Twenty-five pairs of male rabbits of the same variety and strain were joined together in aural parabiosis for 13 to 15 days and then separated from one another. Thirteen pairs of the separated parabiotic twins were surgically united for a second period of parabiosis, less successful than the first due to deficient healing and spontaneous separation of tissue in 5 to 15 days at the site of anastomosis. Within 6 to 90 days after spontaneous or surgical separation of all parabionts, the postparabiotic twins which had been united to one another were cross-grafted with musculofascial transplants. 2 weeks later, the animals were sacrificed and microscopic studies made of the organs and sites of transplantation.
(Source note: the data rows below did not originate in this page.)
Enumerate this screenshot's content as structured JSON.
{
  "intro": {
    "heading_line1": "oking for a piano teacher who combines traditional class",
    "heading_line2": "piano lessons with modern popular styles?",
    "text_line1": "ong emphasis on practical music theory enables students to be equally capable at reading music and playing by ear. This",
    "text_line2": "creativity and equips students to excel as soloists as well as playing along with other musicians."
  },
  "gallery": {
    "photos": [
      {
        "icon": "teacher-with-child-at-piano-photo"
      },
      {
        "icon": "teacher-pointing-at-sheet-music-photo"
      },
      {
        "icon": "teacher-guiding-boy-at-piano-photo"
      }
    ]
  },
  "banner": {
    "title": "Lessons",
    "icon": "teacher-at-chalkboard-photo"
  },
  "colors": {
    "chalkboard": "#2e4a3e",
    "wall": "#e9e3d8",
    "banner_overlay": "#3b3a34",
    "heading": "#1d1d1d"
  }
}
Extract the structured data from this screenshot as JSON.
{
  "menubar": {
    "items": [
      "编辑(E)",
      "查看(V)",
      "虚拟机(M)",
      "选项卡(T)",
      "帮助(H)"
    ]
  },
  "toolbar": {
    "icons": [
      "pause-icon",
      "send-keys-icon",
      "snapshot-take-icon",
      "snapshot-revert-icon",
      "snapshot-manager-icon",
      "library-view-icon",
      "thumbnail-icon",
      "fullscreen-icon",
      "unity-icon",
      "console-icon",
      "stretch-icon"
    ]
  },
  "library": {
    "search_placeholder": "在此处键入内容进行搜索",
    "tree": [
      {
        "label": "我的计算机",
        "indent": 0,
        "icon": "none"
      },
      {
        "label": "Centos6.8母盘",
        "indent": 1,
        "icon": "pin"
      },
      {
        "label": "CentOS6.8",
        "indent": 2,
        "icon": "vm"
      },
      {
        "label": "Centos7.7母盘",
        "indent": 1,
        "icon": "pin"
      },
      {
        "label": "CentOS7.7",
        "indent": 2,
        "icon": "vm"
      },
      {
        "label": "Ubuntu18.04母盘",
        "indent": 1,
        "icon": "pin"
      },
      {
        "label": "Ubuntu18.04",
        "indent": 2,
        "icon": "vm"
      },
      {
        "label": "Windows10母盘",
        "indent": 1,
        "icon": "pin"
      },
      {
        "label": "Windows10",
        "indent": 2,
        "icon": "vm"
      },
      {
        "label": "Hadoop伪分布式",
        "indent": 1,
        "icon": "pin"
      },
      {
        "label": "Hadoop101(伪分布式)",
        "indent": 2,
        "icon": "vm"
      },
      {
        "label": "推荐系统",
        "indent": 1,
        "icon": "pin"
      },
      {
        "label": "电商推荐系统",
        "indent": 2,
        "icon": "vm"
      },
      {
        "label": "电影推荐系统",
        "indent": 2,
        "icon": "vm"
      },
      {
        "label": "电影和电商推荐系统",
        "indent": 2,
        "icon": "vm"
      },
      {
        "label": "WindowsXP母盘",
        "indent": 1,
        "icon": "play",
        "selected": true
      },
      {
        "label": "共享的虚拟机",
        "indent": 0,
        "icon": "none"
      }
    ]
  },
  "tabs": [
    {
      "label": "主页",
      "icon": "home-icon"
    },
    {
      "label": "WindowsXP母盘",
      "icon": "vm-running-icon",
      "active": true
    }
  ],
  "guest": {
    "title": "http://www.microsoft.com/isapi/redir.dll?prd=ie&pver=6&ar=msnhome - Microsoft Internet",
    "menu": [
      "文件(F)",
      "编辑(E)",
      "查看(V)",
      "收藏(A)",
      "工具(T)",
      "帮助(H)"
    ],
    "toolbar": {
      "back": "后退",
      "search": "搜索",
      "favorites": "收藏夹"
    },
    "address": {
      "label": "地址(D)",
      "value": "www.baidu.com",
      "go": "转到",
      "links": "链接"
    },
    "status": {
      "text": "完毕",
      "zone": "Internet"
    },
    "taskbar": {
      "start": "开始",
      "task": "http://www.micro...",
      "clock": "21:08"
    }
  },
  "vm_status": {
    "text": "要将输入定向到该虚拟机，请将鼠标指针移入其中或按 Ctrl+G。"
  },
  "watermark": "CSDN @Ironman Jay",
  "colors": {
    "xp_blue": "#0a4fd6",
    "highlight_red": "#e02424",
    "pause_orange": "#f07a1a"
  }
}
These studies disclosed that either one or two periods of parabiosis resulted in the same persistent modification of classical host-homograft interactions. This modification was characterized by the replacement of the customary basic or sensitized homologous incompatibility reactions by a reaction more easily interpreted as one of host-graft tolerance or indifference. The intense inflammatory aspects of the usual host-homograft interactions were absent. Penetration of the musculofascial graft by vascularized mesenchyme derived from the host was retarded. When it occurred, the vascularizing reaction was abnormal and unaccompanied by the customary proliferative, resorptive, and repairative activities of admixed cells of the host and the graft.
These observations provide another means which may be useful in seeking conditions for increasing the probability of successful homografting between members of a genetically impure species.